**Problem statement:**
Write out every line below that includes the word "preview".

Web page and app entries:
──────────────────────────────

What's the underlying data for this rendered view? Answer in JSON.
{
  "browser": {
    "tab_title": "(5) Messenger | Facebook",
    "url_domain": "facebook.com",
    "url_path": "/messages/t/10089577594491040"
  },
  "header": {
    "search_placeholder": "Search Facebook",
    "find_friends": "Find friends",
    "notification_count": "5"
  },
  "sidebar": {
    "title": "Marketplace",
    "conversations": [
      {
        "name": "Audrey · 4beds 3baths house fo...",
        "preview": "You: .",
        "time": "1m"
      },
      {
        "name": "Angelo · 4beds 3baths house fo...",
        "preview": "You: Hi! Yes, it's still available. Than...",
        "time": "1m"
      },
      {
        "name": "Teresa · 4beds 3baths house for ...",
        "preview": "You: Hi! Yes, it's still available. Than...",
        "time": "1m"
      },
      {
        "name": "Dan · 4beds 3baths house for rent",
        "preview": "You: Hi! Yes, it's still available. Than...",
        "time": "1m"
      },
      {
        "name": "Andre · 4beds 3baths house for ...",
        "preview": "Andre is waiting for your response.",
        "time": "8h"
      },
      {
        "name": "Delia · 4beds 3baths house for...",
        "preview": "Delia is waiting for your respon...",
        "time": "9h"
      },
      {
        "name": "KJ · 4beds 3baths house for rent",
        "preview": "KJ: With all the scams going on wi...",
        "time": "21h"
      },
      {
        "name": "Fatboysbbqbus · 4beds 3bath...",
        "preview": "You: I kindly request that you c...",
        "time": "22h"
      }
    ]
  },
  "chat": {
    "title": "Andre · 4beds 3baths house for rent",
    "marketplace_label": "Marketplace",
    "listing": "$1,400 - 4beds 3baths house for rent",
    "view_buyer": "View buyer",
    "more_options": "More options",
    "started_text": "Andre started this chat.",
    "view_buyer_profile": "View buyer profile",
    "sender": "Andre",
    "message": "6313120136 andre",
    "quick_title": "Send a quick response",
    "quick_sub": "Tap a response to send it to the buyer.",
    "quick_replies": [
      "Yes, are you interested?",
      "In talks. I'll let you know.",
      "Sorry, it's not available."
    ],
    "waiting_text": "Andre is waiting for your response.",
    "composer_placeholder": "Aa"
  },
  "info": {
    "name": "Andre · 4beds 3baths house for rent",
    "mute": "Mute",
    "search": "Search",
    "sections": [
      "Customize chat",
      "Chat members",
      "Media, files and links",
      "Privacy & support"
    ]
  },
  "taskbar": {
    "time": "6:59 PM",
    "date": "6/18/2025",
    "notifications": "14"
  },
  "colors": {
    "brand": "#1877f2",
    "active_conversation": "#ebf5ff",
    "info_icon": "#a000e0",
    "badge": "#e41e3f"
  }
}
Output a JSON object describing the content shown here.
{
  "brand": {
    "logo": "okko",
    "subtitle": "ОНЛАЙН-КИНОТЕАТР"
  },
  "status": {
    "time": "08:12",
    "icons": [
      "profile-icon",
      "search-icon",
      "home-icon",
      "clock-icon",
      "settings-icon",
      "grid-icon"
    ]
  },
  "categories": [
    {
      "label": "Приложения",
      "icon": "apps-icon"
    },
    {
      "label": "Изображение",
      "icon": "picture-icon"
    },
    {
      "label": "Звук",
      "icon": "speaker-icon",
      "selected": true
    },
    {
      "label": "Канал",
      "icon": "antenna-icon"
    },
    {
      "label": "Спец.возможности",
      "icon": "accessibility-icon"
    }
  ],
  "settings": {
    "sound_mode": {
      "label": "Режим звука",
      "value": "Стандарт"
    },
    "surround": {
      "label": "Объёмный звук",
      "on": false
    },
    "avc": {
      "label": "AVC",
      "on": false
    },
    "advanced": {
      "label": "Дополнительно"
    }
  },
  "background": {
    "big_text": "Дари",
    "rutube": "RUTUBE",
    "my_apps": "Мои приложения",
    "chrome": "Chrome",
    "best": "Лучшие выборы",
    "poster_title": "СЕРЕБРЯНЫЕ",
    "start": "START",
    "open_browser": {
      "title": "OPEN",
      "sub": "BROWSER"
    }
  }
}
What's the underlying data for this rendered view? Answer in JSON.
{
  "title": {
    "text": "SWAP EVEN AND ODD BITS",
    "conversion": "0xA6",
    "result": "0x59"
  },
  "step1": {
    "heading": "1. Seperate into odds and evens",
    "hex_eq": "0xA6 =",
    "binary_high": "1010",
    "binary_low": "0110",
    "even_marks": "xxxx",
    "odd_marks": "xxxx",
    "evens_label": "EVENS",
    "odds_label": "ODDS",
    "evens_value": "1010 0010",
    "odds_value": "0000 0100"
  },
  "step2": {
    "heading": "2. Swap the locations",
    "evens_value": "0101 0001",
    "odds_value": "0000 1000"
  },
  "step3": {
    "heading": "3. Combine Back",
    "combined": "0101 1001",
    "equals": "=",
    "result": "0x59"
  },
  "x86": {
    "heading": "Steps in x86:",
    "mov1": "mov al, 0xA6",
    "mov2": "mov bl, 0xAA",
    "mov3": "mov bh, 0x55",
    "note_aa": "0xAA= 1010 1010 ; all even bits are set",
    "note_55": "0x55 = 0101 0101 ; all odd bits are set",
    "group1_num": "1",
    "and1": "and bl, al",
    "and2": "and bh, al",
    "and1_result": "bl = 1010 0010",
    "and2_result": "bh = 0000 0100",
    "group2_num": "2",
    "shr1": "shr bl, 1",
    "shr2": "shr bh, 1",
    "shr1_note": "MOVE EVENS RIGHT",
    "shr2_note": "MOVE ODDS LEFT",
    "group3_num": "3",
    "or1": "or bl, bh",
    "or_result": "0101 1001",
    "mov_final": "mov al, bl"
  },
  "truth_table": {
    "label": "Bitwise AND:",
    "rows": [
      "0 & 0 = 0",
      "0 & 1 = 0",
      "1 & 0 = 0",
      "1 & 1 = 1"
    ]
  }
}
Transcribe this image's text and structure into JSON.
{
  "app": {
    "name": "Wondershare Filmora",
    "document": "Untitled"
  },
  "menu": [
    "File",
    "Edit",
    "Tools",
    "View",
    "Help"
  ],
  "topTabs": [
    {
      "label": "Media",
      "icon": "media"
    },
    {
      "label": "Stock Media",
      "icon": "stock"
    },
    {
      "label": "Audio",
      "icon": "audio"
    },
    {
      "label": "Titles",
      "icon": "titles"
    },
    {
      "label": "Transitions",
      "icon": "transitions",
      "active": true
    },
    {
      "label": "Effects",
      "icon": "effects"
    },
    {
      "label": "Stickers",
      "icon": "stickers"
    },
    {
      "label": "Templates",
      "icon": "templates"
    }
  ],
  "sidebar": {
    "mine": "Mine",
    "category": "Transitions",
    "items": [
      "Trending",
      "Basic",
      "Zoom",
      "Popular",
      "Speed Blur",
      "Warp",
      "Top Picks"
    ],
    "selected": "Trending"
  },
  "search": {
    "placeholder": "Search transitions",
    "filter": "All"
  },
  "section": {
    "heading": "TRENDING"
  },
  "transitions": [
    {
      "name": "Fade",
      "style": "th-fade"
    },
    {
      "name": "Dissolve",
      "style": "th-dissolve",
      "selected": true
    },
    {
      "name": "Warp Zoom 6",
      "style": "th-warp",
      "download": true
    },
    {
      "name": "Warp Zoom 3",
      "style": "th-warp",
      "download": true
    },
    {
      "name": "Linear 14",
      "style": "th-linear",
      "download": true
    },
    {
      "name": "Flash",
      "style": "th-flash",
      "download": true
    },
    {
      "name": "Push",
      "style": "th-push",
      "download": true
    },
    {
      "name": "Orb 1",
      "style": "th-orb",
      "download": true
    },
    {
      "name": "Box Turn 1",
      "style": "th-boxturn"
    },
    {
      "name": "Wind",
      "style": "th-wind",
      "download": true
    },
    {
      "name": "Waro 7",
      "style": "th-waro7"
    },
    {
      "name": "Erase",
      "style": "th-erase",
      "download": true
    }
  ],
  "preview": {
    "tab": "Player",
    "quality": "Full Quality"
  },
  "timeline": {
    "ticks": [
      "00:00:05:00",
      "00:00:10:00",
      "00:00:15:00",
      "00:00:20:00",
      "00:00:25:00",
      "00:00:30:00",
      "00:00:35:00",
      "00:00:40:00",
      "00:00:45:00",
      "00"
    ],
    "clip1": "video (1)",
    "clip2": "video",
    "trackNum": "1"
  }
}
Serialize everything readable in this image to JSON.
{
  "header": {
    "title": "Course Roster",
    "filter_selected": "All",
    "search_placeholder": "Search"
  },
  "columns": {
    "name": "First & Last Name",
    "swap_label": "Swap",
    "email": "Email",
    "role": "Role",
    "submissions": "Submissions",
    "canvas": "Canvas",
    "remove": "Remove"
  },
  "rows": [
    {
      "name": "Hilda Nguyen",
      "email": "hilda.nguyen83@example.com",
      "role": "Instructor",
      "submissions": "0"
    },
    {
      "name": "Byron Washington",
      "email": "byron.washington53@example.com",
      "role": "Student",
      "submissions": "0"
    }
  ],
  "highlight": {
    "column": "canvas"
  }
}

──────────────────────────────

**Expected answer:**
        "preview": "You: .",
        "preview": "You: Hi! Yes, it's still available. Than...",
        "preview": "You: Hi! Yes, it's still available. Than...",
        "preview": "You: Hi! Yes, it's still available. Than...",
        "preview": "Andre is waiting for your response.",
        "preview": "Delia is waiting for your respon...",
        "preview": "KJ: With all the scams going on wi...",
        "preview": "You: I kindly request that you c...",
  "preview": {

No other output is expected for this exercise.